C. auris is considered especially unsafe because antifungal medications are often inadequate versus it. The fungi can survive on surface areas for several weeks and can spread through health centers and nursing homes by contact with infected individuals and infected surfaces and devices.
The fungi can endure numerous routinely utilized disinfectants, county officials stated.
“If a client is positive for more than one organism, ensure you utilize an Environmental Protection Agency-registered hospital-grade disinfectant that works versus all organisms the patient is favorable for.

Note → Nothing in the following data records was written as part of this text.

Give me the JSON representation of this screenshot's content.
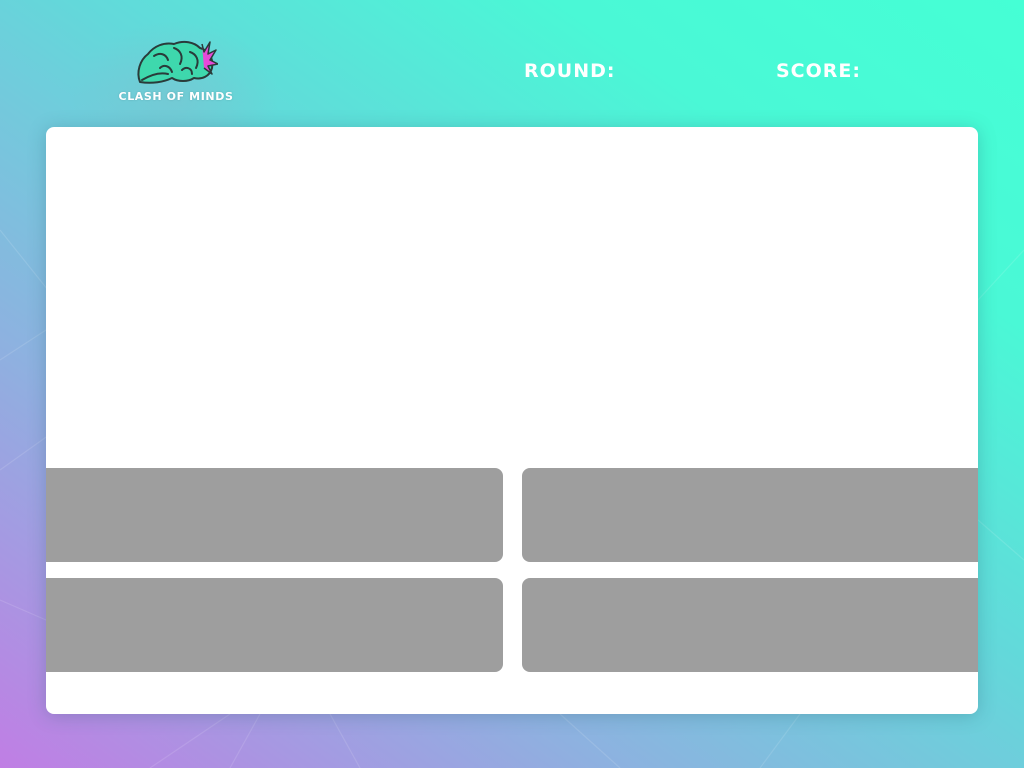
{
  "app": {
    "logo_title": "CLASH OF MINDS",
    "logo_icon": "brain-icon",
    "accent_color": "#e64ad8",
    "brain_color": "#3ed8ad"
  },
  "header": {
    "round_label": "ROUND:",
    "round_value": "",
    "score_label": "SCORE:",
    "score_value": ""
  },
  "question": {
    "text": ""
  },
  "answers": [
    {
      "label": ""
    },
    {
      "label": ""
    },
    {
      "label": ""
    },
    {
      "label": ""
    }
  ],
  "colors": {
    "card_background": "#ffffff",
    "answer_background": "#9e9e9e",
    "background_gradient_start": "#c07ee4",
    "background_gradient_end": "#45ffd5"
  }
}
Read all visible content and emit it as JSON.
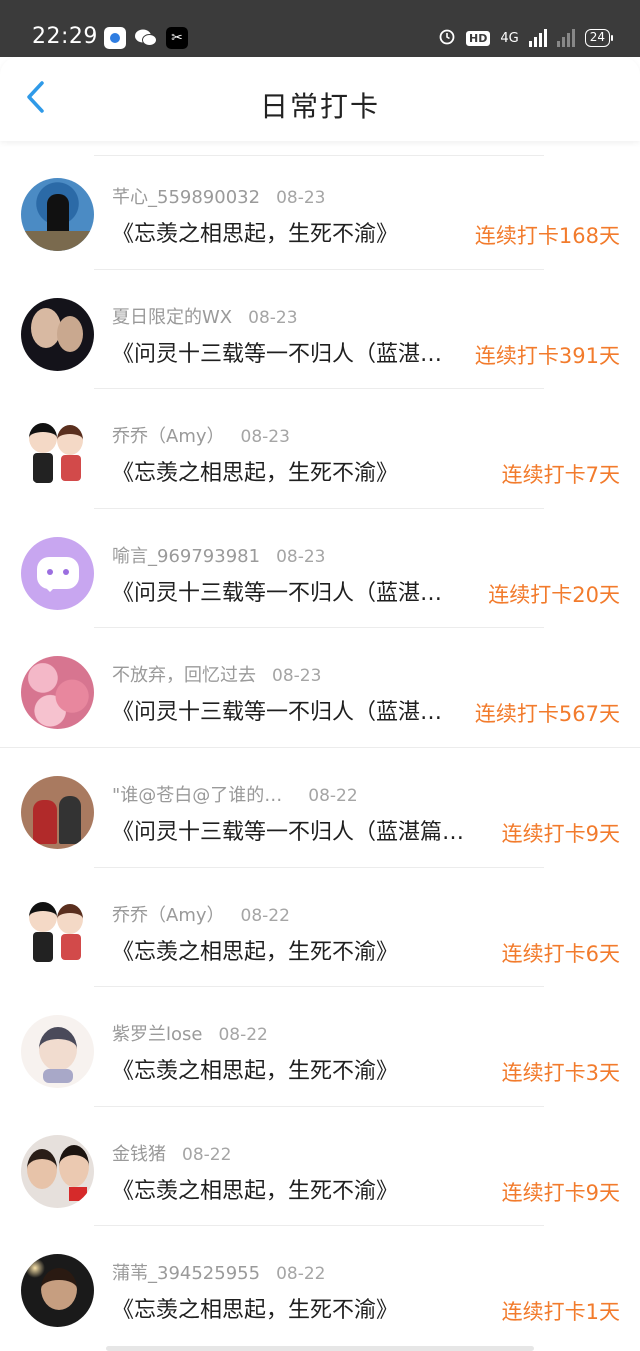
{
  "status_bar": {
    "time": "22:29",
    "network": "4G",
    "hd": "HD",
    "battery": "24"
  },
  "header": {
    "title": "日常打卡"
  },
  "checkins": [
    {
      "name": "芊心_559890032",
      "date": "08-23",
      "content": "《忘羡之相思起，生死不渝》",
      "streak": "连续打卡168天",
      "avatar": "elder-photo"
    },
    {
      "name": "夏日限定的WX",
      "date": "08-23",
      "content": "《问灵十三载等一不归人（蓝湛…",
      "streak": "连续打卡391天",
      "avatar": "two-men-photo"
    },
    {
      "name": "乔乔（Amy）",
      "date": "08-23",
      "content": "《忘羡之相思起，生死不渝》",
      "streak": "连续打卡7天",
      "avatar": "cartoon-couple"
    },
    {
      "name": "喻言_969793981",
      "date": "08-23",
      "content": "《问灵十三载等一不归人（蓝湛…",
      "streak": "连续打卡20天",
      "avatar": "default-chat-bubble"
    },
    {
      "name": "不放弃，回忆过去",
      "date": "08-23",
      "content": "《问灵十三载等一不归人（蓝湛…",
      "streak": "连续打卡567天",
      "avatar": "pink-blossoms"
    },
    {
      "name": "\"谁@苍白@了谁的…",
      "date": "08-22",
      "content": "《问灵十三载等一不归人（蓝湛篇…",
      "streak": "连续打卡9天",
      "avatar": "two-people-street"
    },
    {
      "name": "乔乔（Amy）",
      "date": "08-22",
      "content": "《忘羡之相思起，生死不渝》",
      "streak": "连续打卡6天",
      "avatar": "cartoon-couple"
    },
    {
      "name": "紫罗兰lose",
      "date": "08-22",
      "content": "《忘羡之相思起，生死不渝》",
      "streak": "连续打卡3天",
      "avatar": "anime-character"
    },
    {
      "name": "金钱猪",
      "date": "08-22",
      "content": "《忘羡之相思起，生死不渝》",
      "streak": "连续打卡9天",
      "avatar": "two-women-selfie"
    },
    {
      "name": "蒲苇_394525955",
      "date": "08-22",
      "content": "《忘羡之相思起，生死不渝》",
      "streak": "连续打卡1天",
      "avatar": "woman-night-photo"
    }
  ],
  "colors": {
    "accent": "#f27b2c",
    "back_icon": "#2f9ae8",
    "status_bar_bg": "#3b3b3b"
  },
  "icons": {
    "back": "chevron-left-icon",
    "alarm": "alarm-icon",
    "signal": "signal-icon",
    "battery": "battery-icon"
  }
}
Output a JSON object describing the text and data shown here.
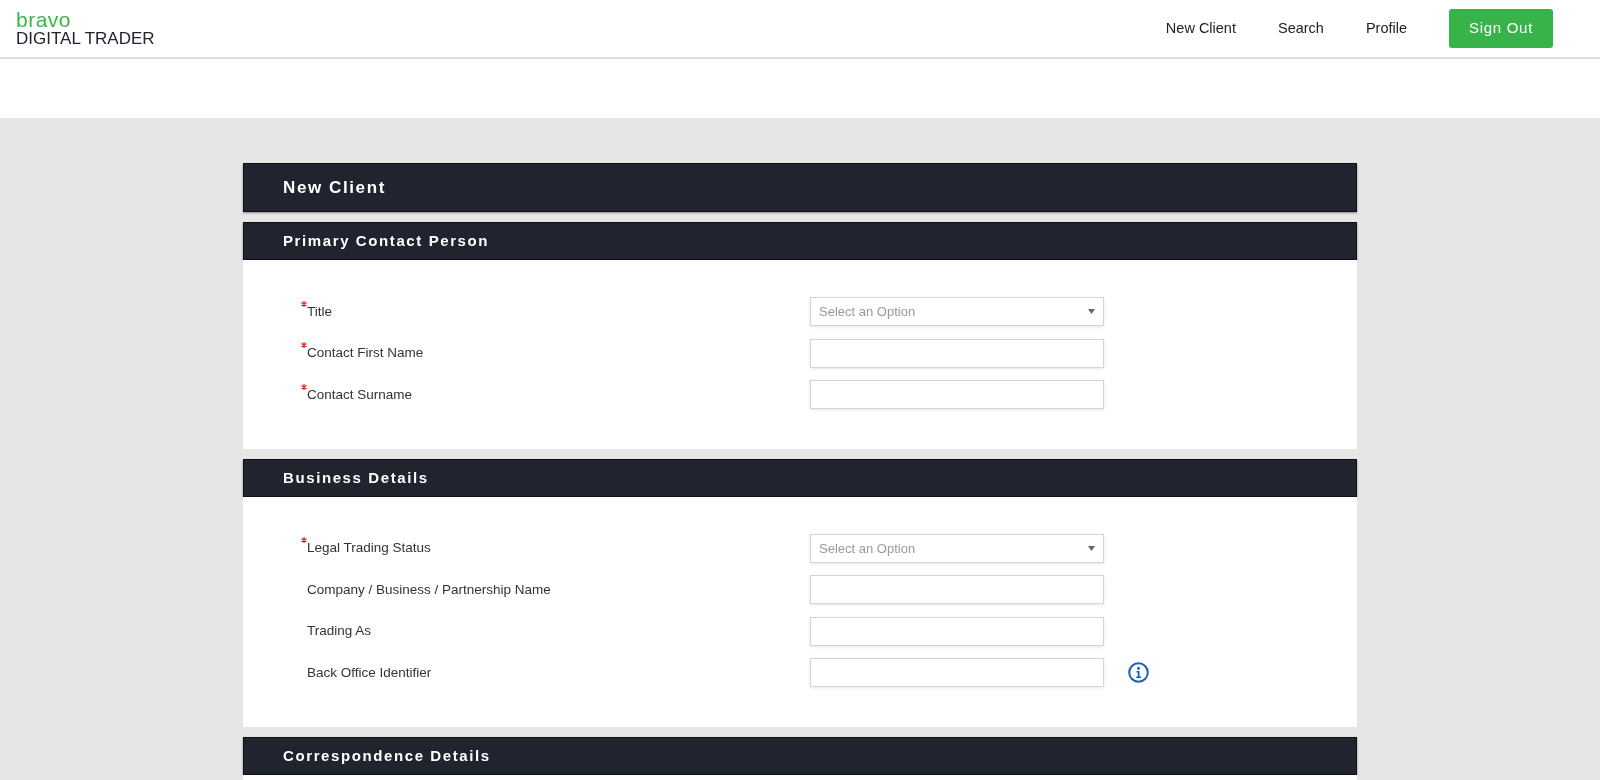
{
  "brand": {
    "name": "bravo",
    "tagline": "DIGITAL TRADER"
  },
  "nav": [
    {
      "label": "New Client",
      "kind": "link"
    },
    {
      "label": "Search",
      "kind": "link"
    },
    {
      "label": "Profile",
      "kind": "link"
    },
    {
      "label": "Sign Out",
      "kind": "button"
    }
  ],
  "page_title": "New Client",
  "sections": [
    {
      "title": "Primary Contact Person",
      "fields": [
        {
          "label": "Title",
          "kind": "select",
          "required": true,
          "placeholder": "Select an Option"
        },
        {
          "label": "Contact First Name",
          "kind": "text",
          "required": true
        },
        {
          "label": "Contact Surname",
          "kind": "text",
          "required": true
        }
      ]
    },
    {
      "title": "Business Details",
      "fields": [
        {
          "label": "Legal Trading Status",
          "kind": "select",
          "required": true,
          "placeholder": "Select an Option"
        },
        {
          "label": "Company / Business / Partnership Name",
          "kind": "text",
          "required": false
        },
        {
          "label": "Trading As",
          "kind": "text",
          "required": false
        },
        {
          "label": "Back Office Identifier",
          "kind": "text",
          "required": false,
          "info": true
        }
      ]
    },
    {
      "title": "Correspondence Details"
    }
  ]
}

Inspect the label,” health officials said.
The fungi has actually been discovered not only in the blood stream, but also in the urine, respiratory system, injuries and ear canals of clients.
“People who get intrusive Candida infections are frequently already ill from other medical conditions, so it can be tough to understand if you have a C. auris infection,” according to the CDC.
In L.A. County, officials exhorted healthcare facilities not to reuse gloves and gowns between clients who may be contaminated with multi-drug-resistant bacteria or with COVID-19.
The lack of medical devices, including gloves and dress, activated by the coronavirus break out might be helping to spread out unsafe bacteria within health care facilities, according to officials who alerted of a potentially deadly fungi in a Los Angeles County healthcare facility.
L.A. County officials are alerting about several reports of the fungus, referred to as Candida auris, in health care centers; there is likewise an increase in reports of the fungus in Orange County.
At least one break out has been determined at a facility in L.A. County, according to an advisory, intended for healthcare experts, issued by the Department of Public Health.
C. auris is a fungi that was initially determined in 2009 in Japan but considering that has been declared by the U.S. Centers for Disease Control and Prevention a “severe worldwide health risk.” The yeast “can cause blood stream infections and even death, particularly in health center and retirement home patients with severe medical problems,” the CDC stated, keeping in mind that the fungi triggers death in more than 1 in 3 clients who experience an intrusive infection, such as one impacting the brain, blood or heart.